The book is part of the prominent Peter Lang book series on Disability Studies in Education, edited by Susan Gabel and Scot Danforth. “This is an important series on the scholarship of education for those with disabilities,” notes Valente. “Disability studies in education is a field that has really exploded because of its multidisciplinary approach—folks in this field mix together the social sciences, humanities, arts, and much more. It’s an exciting place to be as a scholar and storyteller.”

Valente, who also is an affiliate faculty member in Penn State’s Disability Studies and Comparative & International Education programs, is currently heading a research project funded by the Spencer Foundation on kindergartens for the deaf in Japan, France, and the United States. He explains, “Our project is the first to propose to study the enculturation practices of early schooling for the deaf from a cross-cultural, comparative, ethnographic perspective.” He adds that the international study also looks at “Deaf cultures within the larger cultures and sociopolitical contexts in which these Deaf cultures are embedded.”

Last October, Valente’s team, which includes Joe Tobin from Arizona State University and Thomas Horejes from Gallaudet University, filmed at Meisei Gakuen, a Tokyo school for the deaf and the lone sign-only school in Japan. The researchers are now setting out to film at the Maryland School for the Deaf this spring and in France thereafter.

Valente says of the project, “Doing this study has been both a personal and professional journey for me. Since I was mainstreamed as a child, I never had the chance to be a part of the ‘Deaf-world.’ But now I have the privilege of experiencing what it is like to be in a school for the deaf and around Deaf people. It’s a homecoming of sorts for me.”

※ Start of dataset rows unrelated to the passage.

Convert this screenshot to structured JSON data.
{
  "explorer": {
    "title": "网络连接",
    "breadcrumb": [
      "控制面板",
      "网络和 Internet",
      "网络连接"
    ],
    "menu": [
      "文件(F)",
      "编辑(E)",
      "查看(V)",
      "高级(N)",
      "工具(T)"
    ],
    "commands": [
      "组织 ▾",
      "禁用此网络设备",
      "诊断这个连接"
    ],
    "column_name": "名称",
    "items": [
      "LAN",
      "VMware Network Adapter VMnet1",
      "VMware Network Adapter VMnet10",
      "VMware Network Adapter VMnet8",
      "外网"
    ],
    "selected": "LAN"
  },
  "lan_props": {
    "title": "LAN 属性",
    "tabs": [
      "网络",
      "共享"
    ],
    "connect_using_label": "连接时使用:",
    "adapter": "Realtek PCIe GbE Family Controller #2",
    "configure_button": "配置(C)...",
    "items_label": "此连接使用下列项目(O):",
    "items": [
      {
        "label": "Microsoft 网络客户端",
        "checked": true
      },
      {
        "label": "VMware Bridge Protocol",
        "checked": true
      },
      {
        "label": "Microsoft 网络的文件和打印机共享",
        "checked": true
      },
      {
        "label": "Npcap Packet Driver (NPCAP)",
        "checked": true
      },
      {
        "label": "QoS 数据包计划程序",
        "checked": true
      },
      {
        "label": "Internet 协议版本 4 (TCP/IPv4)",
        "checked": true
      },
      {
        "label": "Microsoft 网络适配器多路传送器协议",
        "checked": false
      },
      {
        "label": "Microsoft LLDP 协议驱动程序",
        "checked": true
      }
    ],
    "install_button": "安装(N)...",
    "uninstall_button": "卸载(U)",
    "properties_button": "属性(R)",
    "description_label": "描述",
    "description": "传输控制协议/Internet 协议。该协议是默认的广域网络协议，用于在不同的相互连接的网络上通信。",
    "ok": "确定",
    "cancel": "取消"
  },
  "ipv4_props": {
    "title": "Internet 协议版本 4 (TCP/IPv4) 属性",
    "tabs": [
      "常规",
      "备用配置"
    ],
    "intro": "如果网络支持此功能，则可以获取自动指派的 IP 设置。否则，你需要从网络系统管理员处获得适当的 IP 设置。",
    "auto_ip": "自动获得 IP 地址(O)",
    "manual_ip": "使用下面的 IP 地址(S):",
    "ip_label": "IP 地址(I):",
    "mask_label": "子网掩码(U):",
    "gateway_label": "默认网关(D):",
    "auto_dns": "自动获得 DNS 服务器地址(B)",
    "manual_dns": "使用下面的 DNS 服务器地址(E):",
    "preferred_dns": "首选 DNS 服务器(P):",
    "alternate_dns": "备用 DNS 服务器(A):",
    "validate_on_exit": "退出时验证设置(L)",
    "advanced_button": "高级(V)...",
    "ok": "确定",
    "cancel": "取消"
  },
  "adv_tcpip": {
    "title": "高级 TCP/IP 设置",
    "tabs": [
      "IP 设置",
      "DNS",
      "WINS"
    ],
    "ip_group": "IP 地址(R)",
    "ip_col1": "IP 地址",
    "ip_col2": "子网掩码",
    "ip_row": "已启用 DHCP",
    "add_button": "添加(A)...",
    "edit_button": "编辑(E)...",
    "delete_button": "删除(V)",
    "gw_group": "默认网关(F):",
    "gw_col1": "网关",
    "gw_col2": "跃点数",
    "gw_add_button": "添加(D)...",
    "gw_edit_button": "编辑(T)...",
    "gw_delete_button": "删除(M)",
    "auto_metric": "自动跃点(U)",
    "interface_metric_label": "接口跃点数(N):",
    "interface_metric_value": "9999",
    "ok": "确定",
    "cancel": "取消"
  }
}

More information about Valente’s work is available at his Web site, www.joevalente.net